Dataset rows for apps and sites:
::::::::

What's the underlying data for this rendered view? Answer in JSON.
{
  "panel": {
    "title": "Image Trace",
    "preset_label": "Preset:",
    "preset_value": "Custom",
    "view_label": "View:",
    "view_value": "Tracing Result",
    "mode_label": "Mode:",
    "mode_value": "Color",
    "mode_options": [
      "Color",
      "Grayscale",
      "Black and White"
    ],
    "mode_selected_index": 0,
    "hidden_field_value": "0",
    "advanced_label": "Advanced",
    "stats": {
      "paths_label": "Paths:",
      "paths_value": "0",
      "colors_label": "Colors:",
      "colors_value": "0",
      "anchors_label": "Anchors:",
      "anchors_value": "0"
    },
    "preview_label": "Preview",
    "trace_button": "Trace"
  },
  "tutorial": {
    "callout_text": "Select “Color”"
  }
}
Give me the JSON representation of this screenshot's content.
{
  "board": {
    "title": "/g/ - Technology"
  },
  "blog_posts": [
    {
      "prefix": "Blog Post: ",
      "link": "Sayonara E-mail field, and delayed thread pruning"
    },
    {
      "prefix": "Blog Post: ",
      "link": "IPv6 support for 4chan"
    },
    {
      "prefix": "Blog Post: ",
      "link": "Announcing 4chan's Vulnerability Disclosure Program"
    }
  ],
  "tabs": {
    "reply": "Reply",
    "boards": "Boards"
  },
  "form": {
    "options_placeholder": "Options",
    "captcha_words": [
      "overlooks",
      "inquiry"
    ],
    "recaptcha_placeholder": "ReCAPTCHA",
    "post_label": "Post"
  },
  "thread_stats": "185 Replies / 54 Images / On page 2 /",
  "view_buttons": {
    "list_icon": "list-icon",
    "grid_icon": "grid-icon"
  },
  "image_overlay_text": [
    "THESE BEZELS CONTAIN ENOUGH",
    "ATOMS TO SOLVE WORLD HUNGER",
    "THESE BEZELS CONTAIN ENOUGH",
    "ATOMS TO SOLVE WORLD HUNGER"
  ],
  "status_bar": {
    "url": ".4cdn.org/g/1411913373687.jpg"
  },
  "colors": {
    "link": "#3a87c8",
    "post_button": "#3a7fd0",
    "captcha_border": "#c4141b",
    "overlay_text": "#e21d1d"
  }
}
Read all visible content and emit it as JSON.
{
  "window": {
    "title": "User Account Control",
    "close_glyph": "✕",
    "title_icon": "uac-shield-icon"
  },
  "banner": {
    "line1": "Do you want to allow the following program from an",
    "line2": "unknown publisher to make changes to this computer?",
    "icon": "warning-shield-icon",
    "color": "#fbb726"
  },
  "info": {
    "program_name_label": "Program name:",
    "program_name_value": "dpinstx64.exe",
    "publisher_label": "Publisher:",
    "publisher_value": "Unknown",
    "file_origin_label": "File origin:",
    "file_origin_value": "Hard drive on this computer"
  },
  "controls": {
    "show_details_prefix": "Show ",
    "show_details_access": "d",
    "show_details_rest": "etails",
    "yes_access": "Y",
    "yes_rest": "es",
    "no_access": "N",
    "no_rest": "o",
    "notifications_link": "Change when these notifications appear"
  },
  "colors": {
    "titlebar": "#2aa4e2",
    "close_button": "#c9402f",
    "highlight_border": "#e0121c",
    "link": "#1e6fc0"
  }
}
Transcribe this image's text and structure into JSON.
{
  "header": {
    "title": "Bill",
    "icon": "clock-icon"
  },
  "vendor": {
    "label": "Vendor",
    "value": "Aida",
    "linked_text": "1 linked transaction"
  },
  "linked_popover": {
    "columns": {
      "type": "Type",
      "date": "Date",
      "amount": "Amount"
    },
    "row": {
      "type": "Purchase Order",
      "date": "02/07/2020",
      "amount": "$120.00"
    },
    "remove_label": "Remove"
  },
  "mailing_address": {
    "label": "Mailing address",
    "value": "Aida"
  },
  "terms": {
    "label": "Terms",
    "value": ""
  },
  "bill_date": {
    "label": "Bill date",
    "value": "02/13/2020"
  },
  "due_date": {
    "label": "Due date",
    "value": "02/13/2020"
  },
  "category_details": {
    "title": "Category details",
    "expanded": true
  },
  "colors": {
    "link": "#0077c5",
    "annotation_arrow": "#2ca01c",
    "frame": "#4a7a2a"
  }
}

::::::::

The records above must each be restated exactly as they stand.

What's the underlying data for this rendered view? Answer in JSON.
{
  "panel": {
    "title": "Image Trace",
    "preset_label": "Preset:",
    "preset_value": "Custom",
    "view_label": "View:",
    "view_value": "Tracing Result",
    "mode_label": "Mode:",
    "mode_value": "Color",
    "mode_options": [
      "Color",
      "Grayscale",
      "Black and White"
    ],
    "mode_selected_index": 0,
    "hidden_field_value": "0",
    "advanced_label": "Advanced",
    "stats": {
      "paths_label": "Paths:",
      "paths_value": "0",
      "colors_label": "Colors:",
      "colors_value": "0",
      "anchors_label": "Anchors:",
      "anchors_value": "0"
    },
    "preview_label": "Preview",
    "trace_button": "Trace"
  },
  "tutorial": {
    "callout_text": "Select “Color”"
  }
}
Give me the JSON representation of this screenshot's content.
{
  "board": {
    "title": "/g/ - Technology"
  },
  "blog_posts": [
    {
      "prefix": "Blog Post: ",
      "link": "Sayonara E-mail field, and delayed thread pruning"
    },
    {
      "prefix": "Blog Post: ",
      "link": "IPv6 support for 4chan"
    },
    {
      "prefix": "Blog Post: ",
      "link": "Announcing 4chan's Vulnerability Disclosure Program"
    }
  ],
  "tabs": {
    "reply": "Reply",
    "boards": "Boards"
  },
  "form": {
    "options_placeholder": "Options",
    "captcha_words": [
      "overlooks",
      "inquiry"
    ],
    "recaptcha_placeholder": "ReCAPTCHA",
    "post_label": "Post"
  },
  "thread_stats": "185 Replies / 54 Images / On page 2 /",
  "view_buttons": {
    "list_icon": "list-icon",
    "grid_icon": "grid-icon"
  },
  "image_overlay_text": [
    "THESE BEZELS CONTAIN ENOUGH",
    "ATOMS TO SOLVE WORLD HUNGER",
    "THESE BEZELS CONTAIN ENOUGH",
    "ATOMS TO SOLVE WORLD HUNGER"
  ],
  "status_bar": {
    "url": ".4cdn.org/g/1411913373687.jpg"
  },
  "colors": {
    "link": "#3a87c8",
    "post_button": "#3a7fd0",
    "captcha_border": "#c4141b",
    "overlay_text": "#e21d1d"
  }
}
Read all visible content and emit it as JSON.
{
  "window": {
    "title": "User Account Control",
    "close_glyph": "✕",
    "title_icon": "uac-shield-icon"
  },
  "banner": {
    "line1": "Do you want to allow the following program from an",
    "line2": "unknown publisher to make changes to this computer?",
    "icon": "warning-shield-icon",
    "color": "#fbb726"
  },
  "info": {
    "program_name_label": "Program name:",
    "program_name_value": "dpinstx64.exe",
    "publisher_label": "Publisher:",
    "publisher_value": "Unknown",
    "file_origin_label": "File origin:",
    "file_origin_value": "Hard drive on this computer"
  },
  "controls": {
    "show_details_prefix": "Show ",
    "show_details_access": "d",
    "show_details_rest": "etails",
    "yes_access": "Y",
    "yes_rest": "es",
    "no_access": "N",
    "no_rest": "o",
    "notifications_link": "Change when these notifications appear"
  },
  "colors": {
    "titlebar": "#2aa4e2",
    "close_button": "#c9402f",
    "highlight_border": "#e0121c",
    "link": "#1e6fc0"
  }
}
Transcribe this image's text and structure into JSON.
{
  "header": {
    "title": "Bill",
    "icon": "clock-icon"
  },
  "vendor": {
    "label": "Vendor",
    "value": "Aida",
    "linked_text": "1 linked transaction"
  },
  "linked_popover": {
    "columns": {
      "type": "Type",
      "date": "Date",
      "amount": "Amount"
    },
    "row": {
      "type": "Purchase Order",
      "date": "02/07/2020",
      "amount": "$120.00"
    },
    "remove_label": "Remove"
  },
  "mailing_address": {
    "label": "Mailing address",
    "value": "Aida"
  },
  "terms": {
    "label": "Terms",
    "value": ""
  },
  "bill_date": {
    "label": "Bill date",
    "value": "02/13/2020"
  },
  "due_date": {
    "label": "Due date",
    "value": "02/13/2020"
  },
  "category_details": {
    "title": "Category details",
    "expanded": true
  },
  "colors": {
    "link": "#0077c5",
    "annotation_arrow": "#2ca01c",
    "frame": "#4a7a2a"
  }
}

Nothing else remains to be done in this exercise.